of the respondent restored. Now, coming to the question of sentence to be passed on  the appellant, it is undoubtedly the settled rule of this  Court that it would not interfere with the sentence passed by  the courts  below  unless there is any illegality in it  or  the same  involves any question of principle.

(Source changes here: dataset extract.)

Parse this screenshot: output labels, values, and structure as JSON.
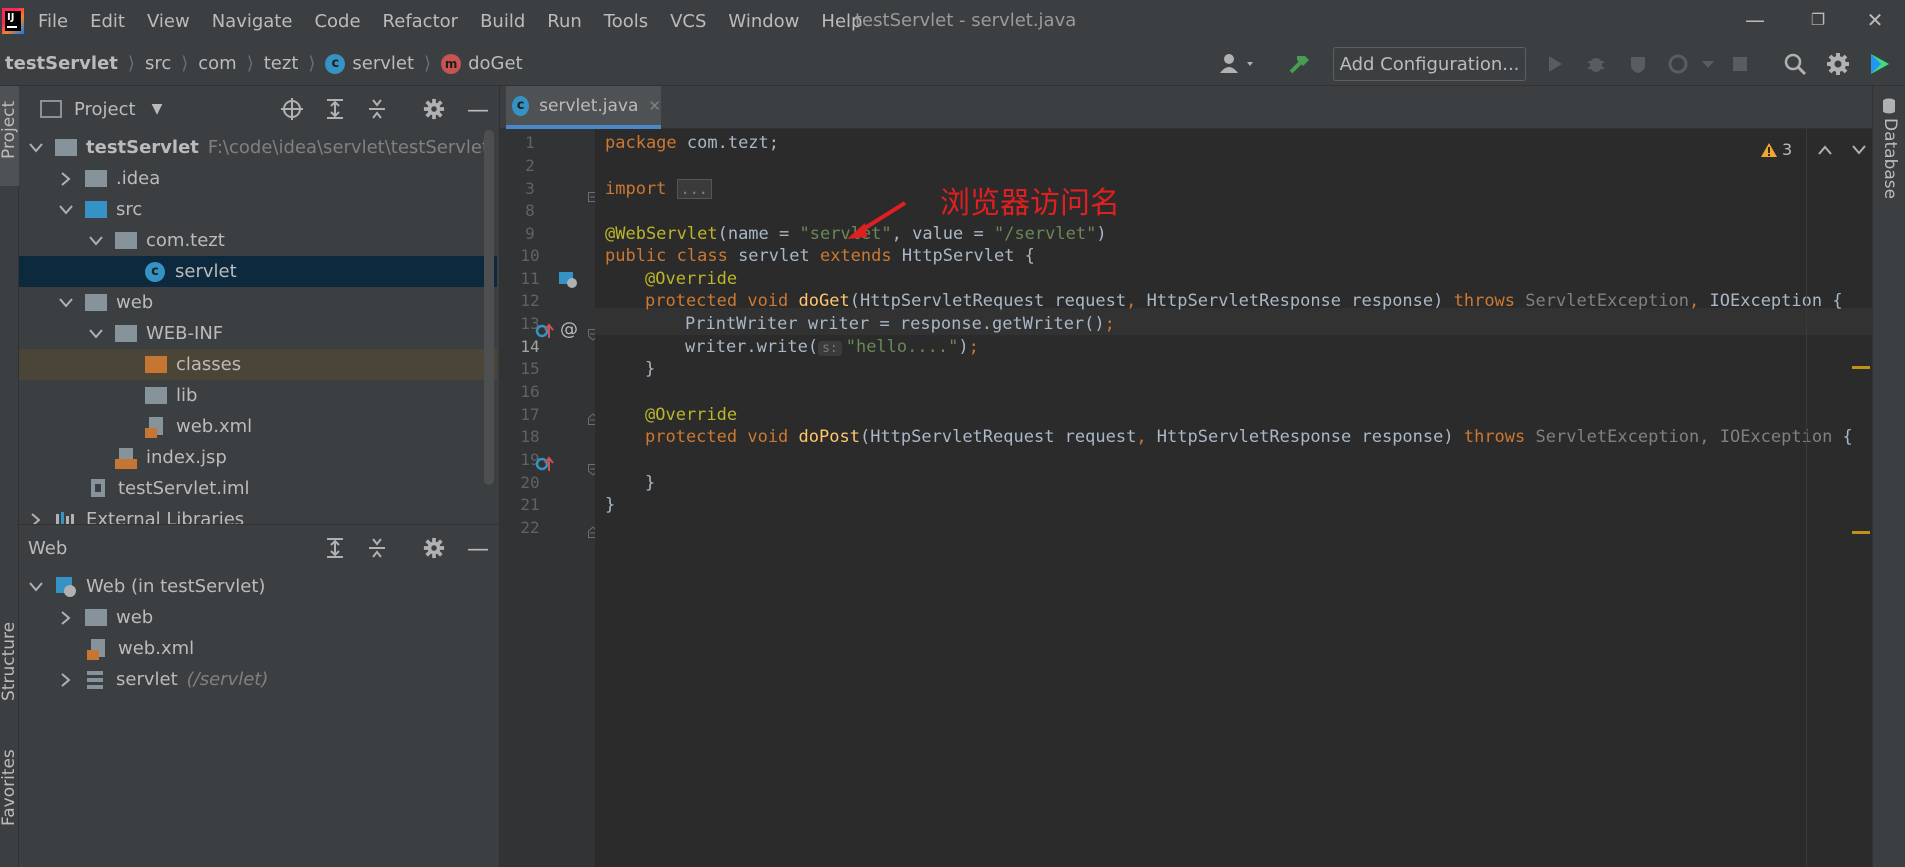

The facts  of  the case  before  us  have,  however,  presented  some   unusual features which had led us to technically interfere with  the sentence  of  one year’s imprisonment passed  by  the  Chief Presidency Magistrate.  The respondent was sentenced by  the Presidency  Magistrate  on April 24, 1963 and  thereupon  he started  serving the sentence till the judgment of the  High Court  which  was  rendered  on  December  10,  1963.    The respondent  was  released the next day  i.e.,  December  11, 1963.  This court granted special leave on December 20, 1963 and  thereafter on application made by the  appellant-State, this  Court  directed  the arrest of  the  respondent.   The respondent   was  accordingly,  arrested  and   though   the Magistrate directed his release on bail pending the disposal of  the appeal in this Court, the respondent was  unable  to furnish  the bail required and hence suffered  imprisonment, though it would be noticed that such imprisonment was not in 167 pursuance  of the conviction and sentence passed on  him  by the  Magistrate.   Such imprisonment continued till  May  8, 1964 when the decision of this Court was pronounced, so that virtually the respondent had suffered the imprisonment  that had  been  inflicted on him by the order of  the  Presidency Magistrate.  In these circumstances, we directed that though the appeal was allowed, the sentence would be reduced to the period   already  undergone  which  was  only  a   technical interference  with  the sentence passed  by  the  Presidency Magistrate, though in substance it was not. Appeal allowed. 168